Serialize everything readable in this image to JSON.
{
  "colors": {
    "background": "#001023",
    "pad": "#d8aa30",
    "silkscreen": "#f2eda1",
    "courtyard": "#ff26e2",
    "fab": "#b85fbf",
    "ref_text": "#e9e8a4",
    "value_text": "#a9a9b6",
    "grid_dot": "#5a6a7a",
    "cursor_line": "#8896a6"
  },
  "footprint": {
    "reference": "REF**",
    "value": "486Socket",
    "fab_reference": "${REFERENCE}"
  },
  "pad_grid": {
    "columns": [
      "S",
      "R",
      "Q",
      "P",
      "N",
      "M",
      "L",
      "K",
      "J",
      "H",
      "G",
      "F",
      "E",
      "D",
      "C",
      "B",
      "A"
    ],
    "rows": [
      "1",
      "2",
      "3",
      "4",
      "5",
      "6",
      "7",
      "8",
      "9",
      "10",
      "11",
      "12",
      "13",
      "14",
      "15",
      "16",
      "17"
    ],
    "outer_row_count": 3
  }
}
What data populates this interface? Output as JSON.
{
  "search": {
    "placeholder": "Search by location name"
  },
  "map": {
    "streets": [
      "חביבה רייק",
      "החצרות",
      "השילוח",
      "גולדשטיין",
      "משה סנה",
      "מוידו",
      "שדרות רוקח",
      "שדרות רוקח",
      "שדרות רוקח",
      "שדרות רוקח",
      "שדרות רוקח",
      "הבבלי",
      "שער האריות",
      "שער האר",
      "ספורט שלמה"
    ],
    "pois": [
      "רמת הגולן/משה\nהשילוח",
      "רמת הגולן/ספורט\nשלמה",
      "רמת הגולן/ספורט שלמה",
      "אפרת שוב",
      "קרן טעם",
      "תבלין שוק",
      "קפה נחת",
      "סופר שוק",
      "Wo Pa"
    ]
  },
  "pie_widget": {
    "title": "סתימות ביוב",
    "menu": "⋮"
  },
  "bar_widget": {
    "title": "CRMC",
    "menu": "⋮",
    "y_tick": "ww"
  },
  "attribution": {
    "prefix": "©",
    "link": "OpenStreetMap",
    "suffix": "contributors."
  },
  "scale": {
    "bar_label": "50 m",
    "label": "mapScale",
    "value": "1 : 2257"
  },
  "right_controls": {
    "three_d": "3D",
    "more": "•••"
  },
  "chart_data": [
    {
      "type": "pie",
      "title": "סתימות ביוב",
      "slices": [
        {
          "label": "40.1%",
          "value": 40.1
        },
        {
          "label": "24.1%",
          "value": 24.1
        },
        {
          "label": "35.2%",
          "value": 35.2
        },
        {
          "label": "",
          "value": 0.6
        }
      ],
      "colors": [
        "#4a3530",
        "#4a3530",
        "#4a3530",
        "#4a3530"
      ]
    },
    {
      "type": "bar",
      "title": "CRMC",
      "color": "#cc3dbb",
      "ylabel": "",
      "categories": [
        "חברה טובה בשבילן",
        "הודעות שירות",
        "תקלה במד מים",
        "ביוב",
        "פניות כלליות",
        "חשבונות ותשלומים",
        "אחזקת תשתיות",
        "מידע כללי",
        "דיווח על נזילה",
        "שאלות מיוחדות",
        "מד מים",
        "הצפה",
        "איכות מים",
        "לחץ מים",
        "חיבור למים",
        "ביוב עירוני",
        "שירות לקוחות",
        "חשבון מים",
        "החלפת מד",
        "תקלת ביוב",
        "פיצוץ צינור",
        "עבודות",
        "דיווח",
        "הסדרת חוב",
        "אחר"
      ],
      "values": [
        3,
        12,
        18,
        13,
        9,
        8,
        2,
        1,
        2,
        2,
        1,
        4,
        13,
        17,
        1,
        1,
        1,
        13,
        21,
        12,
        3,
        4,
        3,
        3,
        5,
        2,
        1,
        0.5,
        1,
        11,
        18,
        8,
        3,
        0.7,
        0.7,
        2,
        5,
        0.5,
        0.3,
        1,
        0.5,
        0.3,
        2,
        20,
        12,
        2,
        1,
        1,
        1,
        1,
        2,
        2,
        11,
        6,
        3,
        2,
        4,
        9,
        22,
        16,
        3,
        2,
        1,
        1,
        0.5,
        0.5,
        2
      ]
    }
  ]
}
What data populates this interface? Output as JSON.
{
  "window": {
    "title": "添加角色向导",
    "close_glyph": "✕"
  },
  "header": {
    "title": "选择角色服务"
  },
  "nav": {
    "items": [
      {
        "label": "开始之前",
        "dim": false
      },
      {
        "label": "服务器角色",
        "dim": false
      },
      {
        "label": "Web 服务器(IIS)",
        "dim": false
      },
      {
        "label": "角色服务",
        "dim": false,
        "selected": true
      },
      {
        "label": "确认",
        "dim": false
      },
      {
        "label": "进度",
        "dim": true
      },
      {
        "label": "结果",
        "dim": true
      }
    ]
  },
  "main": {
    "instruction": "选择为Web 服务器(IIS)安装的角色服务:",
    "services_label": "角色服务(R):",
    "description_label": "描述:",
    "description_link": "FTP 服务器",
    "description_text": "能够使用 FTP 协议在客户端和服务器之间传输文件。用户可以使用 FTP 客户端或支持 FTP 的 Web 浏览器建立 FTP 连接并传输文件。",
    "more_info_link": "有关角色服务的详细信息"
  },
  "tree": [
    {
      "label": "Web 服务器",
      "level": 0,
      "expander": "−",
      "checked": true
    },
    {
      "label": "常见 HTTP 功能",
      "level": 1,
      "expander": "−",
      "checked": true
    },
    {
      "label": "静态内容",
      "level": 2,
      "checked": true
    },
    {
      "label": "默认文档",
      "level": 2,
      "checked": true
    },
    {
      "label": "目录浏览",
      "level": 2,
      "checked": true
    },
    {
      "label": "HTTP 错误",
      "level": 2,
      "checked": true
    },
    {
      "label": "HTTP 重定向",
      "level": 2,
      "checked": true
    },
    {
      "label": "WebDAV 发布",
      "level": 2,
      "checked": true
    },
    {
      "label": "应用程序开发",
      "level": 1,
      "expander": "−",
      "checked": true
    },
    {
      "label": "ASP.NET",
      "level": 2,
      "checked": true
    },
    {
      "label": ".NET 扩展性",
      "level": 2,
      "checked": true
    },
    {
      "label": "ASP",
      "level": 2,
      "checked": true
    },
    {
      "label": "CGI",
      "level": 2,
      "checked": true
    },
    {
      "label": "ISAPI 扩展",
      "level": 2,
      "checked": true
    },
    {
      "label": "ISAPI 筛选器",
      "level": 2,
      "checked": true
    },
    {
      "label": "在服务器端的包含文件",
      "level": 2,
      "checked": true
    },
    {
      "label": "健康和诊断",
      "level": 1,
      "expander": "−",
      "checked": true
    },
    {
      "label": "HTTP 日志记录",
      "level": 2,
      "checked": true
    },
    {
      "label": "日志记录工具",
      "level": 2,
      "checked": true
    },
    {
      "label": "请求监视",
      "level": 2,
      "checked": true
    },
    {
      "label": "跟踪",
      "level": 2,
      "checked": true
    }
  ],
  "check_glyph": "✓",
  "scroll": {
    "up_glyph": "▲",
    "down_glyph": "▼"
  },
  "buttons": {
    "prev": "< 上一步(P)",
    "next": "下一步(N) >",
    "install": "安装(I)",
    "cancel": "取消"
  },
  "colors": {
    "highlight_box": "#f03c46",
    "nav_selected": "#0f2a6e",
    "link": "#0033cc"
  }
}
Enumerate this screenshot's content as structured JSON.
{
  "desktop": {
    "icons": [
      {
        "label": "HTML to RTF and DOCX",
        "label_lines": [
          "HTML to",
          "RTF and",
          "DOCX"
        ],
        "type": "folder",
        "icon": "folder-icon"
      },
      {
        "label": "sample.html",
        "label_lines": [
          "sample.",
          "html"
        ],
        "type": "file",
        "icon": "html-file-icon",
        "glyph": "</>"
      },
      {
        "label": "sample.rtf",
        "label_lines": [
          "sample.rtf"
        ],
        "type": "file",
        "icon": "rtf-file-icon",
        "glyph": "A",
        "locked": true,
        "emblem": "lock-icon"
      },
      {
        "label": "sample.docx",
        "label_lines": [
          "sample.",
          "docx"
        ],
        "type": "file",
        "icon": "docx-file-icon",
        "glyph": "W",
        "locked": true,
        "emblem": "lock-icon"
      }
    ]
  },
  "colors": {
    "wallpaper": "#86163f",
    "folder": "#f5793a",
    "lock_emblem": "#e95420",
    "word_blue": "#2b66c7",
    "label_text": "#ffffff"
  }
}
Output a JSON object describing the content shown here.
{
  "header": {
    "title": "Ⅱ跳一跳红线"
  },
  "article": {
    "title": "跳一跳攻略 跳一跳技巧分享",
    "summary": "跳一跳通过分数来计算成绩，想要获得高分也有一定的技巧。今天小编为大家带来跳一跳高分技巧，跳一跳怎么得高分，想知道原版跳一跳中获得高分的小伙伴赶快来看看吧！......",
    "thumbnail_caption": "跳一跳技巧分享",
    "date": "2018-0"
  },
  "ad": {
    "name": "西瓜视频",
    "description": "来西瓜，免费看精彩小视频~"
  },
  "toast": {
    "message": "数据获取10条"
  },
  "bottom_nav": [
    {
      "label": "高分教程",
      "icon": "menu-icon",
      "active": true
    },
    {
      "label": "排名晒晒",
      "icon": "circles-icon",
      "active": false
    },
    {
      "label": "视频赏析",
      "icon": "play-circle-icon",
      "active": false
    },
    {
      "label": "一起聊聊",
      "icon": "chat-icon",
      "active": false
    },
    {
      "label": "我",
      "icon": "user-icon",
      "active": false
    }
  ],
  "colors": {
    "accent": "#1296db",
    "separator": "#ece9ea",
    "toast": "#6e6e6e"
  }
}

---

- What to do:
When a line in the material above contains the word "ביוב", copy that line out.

- Problem solution:
    "title": "סתימות ביוב",
      "title": "סתימות ביוב",
        "ביוב",
        "ביוב עירוני",
        "תקלת ביוב",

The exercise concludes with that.